===== Records shown =====
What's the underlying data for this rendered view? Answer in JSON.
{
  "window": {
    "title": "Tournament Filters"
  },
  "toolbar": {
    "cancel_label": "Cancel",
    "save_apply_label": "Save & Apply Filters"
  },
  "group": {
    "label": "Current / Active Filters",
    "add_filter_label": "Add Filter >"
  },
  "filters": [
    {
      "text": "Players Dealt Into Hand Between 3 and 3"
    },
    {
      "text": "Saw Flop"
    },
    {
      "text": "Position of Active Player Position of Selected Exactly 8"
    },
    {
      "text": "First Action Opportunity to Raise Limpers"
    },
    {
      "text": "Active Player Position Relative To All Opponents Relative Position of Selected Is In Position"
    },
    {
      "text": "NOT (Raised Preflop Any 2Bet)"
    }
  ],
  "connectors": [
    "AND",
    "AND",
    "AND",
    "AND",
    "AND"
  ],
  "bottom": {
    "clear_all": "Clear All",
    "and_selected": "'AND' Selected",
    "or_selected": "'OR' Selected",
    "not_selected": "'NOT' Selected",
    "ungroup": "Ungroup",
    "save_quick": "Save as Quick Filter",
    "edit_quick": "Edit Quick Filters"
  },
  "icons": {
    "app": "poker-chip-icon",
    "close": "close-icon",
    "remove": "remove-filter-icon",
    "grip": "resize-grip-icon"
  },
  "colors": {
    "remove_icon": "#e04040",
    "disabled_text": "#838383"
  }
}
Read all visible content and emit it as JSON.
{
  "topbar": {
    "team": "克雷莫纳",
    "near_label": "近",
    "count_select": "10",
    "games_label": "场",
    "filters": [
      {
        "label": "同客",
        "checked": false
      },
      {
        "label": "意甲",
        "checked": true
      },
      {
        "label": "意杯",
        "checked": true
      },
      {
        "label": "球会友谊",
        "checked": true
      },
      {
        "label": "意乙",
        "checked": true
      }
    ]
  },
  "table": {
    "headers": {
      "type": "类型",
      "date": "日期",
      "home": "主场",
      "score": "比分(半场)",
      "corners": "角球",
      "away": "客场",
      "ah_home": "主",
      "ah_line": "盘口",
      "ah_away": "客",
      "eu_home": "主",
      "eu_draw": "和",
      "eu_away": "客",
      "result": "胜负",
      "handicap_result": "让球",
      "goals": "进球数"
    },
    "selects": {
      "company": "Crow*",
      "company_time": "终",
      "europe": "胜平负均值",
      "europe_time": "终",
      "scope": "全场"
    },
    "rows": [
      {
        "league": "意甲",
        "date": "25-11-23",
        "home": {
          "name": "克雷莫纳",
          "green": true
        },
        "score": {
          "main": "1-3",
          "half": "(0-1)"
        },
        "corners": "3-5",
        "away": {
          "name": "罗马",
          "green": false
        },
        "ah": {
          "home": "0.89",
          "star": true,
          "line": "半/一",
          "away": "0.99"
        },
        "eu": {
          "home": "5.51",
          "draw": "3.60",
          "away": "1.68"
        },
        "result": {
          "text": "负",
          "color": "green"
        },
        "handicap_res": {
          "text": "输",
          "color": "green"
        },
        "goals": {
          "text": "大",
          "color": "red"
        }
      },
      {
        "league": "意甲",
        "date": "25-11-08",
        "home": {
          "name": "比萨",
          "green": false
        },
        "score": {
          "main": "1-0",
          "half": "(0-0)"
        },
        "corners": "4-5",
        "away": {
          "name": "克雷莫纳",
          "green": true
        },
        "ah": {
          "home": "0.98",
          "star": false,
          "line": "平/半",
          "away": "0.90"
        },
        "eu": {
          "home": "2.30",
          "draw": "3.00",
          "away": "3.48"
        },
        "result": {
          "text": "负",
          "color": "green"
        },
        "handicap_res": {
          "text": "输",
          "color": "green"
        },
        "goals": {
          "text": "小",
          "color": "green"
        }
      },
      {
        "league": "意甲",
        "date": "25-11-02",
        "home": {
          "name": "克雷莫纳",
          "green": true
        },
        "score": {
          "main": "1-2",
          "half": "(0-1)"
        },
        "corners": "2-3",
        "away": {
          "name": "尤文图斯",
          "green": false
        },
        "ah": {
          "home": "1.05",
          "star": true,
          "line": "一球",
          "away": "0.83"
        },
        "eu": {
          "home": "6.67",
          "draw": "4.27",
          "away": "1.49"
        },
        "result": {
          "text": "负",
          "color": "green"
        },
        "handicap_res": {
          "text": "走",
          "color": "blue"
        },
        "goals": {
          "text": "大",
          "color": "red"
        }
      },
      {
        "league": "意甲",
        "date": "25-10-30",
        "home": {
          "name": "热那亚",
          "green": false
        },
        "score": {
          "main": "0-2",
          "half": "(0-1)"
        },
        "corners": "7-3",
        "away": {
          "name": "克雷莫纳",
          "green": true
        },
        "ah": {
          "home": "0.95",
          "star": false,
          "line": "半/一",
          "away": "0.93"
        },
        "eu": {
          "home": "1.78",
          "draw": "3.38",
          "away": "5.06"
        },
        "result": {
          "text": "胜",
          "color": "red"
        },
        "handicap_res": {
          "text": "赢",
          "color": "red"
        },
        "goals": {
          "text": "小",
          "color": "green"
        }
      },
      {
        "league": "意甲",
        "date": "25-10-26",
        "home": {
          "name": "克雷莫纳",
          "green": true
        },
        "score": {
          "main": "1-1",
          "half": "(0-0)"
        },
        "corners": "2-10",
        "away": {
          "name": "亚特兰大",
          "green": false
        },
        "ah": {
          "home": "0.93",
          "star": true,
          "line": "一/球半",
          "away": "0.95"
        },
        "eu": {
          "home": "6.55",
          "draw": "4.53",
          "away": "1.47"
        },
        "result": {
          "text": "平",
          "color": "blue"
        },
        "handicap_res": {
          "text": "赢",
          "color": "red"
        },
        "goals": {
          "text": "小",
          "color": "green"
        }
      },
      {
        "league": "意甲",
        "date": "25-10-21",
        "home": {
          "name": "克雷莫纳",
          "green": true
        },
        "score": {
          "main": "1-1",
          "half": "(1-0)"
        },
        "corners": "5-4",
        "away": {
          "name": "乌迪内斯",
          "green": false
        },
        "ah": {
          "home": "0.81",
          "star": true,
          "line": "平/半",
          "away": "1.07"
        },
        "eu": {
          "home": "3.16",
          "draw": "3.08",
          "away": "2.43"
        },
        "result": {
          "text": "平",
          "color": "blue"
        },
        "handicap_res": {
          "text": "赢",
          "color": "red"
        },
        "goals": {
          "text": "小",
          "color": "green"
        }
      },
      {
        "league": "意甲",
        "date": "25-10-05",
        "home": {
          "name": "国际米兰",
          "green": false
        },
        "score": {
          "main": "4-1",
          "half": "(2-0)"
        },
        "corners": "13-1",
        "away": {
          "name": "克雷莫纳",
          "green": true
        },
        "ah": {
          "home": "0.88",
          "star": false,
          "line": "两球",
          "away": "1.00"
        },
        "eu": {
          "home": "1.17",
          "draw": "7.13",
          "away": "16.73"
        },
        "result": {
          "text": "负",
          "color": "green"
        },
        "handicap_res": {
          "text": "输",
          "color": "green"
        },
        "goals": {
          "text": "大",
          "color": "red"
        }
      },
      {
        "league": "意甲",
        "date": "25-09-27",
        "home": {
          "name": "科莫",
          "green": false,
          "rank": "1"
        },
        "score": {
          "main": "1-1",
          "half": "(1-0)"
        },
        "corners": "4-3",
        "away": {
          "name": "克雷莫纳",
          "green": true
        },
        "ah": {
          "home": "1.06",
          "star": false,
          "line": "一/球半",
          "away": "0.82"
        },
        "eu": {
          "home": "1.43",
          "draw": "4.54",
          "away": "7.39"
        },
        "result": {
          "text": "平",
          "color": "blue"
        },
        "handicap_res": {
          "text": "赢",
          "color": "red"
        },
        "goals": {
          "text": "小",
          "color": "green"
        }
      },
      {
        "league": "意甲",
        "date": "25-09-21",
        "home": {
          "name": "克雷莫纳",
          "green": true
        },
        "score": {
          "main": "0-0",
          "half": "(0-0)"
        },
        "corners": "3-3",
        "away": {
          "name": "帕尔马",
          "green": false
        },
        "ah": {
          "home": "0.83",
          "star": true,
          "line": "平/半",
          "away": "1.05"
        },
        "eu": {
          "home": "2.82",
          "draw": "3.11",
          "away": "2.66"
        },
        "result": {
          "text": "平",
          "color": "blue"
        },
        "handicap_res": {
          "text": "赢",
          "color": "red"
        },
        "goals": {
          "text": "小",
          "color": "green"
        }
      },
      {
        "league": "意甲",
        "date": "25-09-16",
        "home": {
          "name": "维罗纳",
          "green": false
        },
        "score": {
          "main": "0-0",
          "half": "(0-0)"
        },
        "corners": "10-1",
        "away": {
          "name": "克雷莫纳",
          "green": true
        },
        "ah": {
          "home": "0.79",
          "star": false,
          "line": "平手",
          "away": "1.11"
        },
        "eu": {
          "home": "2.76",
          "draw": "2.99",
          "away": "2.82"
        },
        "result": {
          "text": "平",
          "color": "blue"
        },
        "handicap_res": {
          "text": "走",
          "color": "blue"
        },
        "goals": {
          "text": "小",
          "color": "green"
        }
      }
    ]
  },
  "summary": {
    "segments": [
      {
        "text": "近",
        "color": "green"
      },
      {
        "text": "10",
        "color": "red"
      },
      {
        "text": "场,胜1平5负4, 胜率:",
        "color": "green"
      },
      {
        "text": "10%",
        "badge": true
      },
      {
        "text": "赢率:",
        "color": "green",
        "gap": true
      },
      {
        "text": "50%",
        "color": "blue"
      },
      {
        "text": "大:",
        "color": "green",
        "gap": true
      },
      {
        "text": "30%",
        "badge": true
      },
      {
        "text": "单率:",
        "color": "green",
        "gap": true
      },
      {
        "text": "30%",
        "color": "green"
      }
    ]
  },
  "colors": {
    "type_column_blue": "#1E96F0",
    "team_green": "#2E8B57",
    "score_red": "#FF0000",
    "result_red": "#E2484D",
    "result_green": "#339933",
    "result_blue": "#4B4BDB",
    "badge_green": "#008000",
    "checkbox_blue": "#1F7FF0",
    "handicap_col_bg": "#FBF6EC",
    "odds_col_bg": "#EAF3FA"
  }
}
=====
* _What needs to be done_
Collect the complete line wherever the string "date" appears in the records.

* _Response below_
      "date": "日期",
        "date": "25-11-23",
        "date": "25-11-08",
        "date": "25-11-02",
        "date": "25-10-30",
        "date": "25-10-26",
        "date": "25-10-21",
        "date": "25-10-05",
        "date": "25-09-27",
        "date": "25-09-21",
        "date": "25-09-16",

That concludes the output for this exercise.